The Girl Fridas - Fighting the Patriarchy by Daylight

By Laura Kebby

I love it when timing seems to fall in your favour. When certain things align it really restores your faith in the world. This happened to me one Tuesday evening as I was walking towards the Workers Club, getting keen for a pint (of your cheapest beer) and some solid interview prep when an email from bandcamp popped up on my phone. “New music from the Girl Fridas - New single Daggers”. I walked around the block three more times with the tune slowly yet surely being burned into my brain.

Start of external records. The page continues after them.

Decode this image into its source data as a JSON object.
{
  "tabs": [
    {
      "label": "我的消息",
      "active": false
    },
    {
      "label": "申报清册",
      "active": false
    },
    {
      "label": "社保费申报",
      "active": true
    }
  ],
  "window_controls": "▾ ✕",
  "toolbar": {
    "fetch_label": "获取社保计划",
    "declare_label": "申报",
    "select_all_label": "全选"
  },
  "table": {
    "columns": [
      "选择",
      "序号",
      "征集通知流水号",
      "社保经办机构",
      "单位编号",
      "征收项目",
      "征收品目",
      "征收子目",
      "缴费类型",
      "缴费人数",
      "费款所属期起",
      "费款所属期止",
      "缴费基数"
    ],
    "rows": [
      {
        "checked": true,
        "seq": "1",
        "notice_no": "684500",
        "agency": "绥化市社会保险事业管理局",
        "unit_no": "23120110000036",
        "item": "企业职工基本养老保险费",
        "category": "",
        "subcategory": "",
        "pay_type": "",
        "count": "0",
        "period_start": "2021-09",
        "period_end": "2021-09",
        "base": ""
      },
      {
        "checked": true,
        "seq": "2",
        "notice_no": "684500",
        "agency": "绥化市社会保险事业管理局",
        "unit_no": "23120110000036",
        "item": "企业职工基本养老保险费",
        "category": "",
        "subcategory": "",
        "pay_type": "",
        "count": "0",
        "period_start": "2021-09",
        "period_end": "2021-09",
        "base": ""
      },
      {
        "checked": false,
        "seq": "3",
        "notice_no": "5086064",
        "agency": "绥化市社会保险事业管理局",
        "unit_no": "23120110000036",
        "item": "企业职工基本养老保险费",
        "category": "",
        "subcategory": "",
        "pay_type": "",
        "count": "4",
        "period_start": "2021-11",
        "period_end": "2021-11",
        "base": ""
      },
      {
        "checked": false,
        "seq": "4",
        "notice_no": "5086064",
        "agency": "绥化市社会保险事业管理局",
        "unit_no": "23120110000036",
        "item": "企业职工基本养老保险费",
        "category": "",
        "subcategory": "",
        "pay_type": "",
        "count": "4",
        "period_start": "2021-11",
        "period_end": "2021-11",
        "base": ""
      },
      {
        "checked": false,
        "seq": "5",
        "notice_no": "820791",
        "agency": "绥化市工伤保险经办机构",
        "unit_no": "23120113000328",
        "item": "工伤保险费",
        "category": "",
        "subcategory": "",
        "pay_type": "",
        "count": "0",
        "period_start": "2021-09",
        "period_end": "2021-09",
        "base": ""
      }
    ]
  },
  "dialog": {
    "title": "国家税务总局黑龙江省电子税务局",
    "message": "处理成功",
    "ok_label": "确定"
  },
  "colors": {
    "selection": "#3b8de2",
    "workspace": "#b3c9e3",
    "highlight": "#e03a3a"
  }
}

As soon as that guitar kicked in, there was suddenly a whole lot more behind my step. Not a spring, no… they were far too punk rock for that, but I felt a good foot taller and as though I was walking to go meet my girl gang and rrriot. With lyrics like “How does it feel to walk behind your dick/in front of you/it governs you/it doesn't govern me”. I guess this can be said for all of the songsby the Girl Fridas but, “Daggers” didn't just sound or even read like a song. It was a commentary on the world around them, an unapologetic societal view said with such substance and clarity that you can’t help but take notice. Now I’m even getting distracted thinking about it. I was talking about timing wasn't I? Apologies I’ll get back on track. The timing was perfect as I was on my way to see the first night of the Girl Fridas month long residency, who would joined by fellow Sad Grrrls Club alumni Shiny Coin and of course Rachel Maria Cox, and I really couldn't wait to meet Alice, Shannon and Bianca. Thankfully, I was able to sit down with the band prior to the gig, to chat about sailor moon, the patriarchy and making incredible music.

“I love the single” I fangirled immediately, rookie music journo error I thought as I quickly added “I think it makes me too aggressive in public though”. “Hey as long as you’ve got a productive outlet we encourage that absolutely!” responds guitarist/vocalist Alice. I cut to the chase and asked about the crux of the message behind the single, and exactly what it meant to the band. The stand out appendage related line was explained as follows; “I had this conversation with my friend, it was like… how does it even feel to be a man. I mean literally their dick enters the room before they do. How is that…? They have to live up to this precedent which seems to govern their sense of masculinity”. Alice was so matter of fact and articulate in her explanation that I was really taken aback and needed to know more. “Daggers was really a precipitation of a lot of angst, triggered by a particular moment of catcalling” Alice adds. This explantation was further expanded upon by drummer Bianca. “A lot of our songs are responses to different things that have happened in a recent time in our lives”.

For me the greatest thing about this band was the solidarity of foundation that they all shared. Here they were. three very smart, very talented women, not only finding their voice but they were actually using it. Seemingly fighting the patriarchy by daylight and making music by moonlight (…never running from a real fight - I enjoyed the Sailor Moon reference greatly. Consider this a virtual high five from me to you Shannon).  Speaking of patriarchy, the Girl Fridas have self labeled as a feminist band. And rightly so (have I mentioned lately that they are awesome?). But this particular label can and very unfortunately, sometimes come at a cost. Alice explained; “There’s always this anxiety at being labelled just a feminist band because we’re actually a lot more versatile as artists than that”. “But see” Bianca adds, “now that we’ve found a much more feminist space, we are writing less feminist song” and this my friends, is important.

In terms of the band's influences, the list is in good company with the usual suspects Sleater-Kinney, Bikini Kill and associated Kathleen Hanna side projects. But before you let your mind wander too far to in to the punk feminist world and get all riot grrrl on everyone, bassist Shannon adds “our songs aren't anthems, not at all, they are simply expressions of who we are”. Again. This is almost important.

Of course after our chat I had absolutely no doubts that the gig would be awesome. And of course, I was right. Actually no, the gig was phenomenal. RMC of course reminded everyone of just how many feelings one could feel in a short space of time and Shiny Coin brought the goods with a really polished sound. But it was the Girl Fridas who really stepped up to the plate and gave a stellar performance. Their songs seemed to have this element of depth and wit, which is something that can be so rare. The way they clicked together on stage, they continually won over the crowd who, like me, were just generally stoked at watching an awesome band play. I will definitely attestto what Alice told me at the end of the interview, “There is no point in half-arse-ing anything. I have to put 100% into everything I do, like my heart and soul. Because it’s not just ‘oh yeah we’re in a band yeah cool’ we give it everything”. And that they do. Listen to the Girl Fridas. And Crush the patriarchy, by daylight or otherwise.

Sailor Moon out.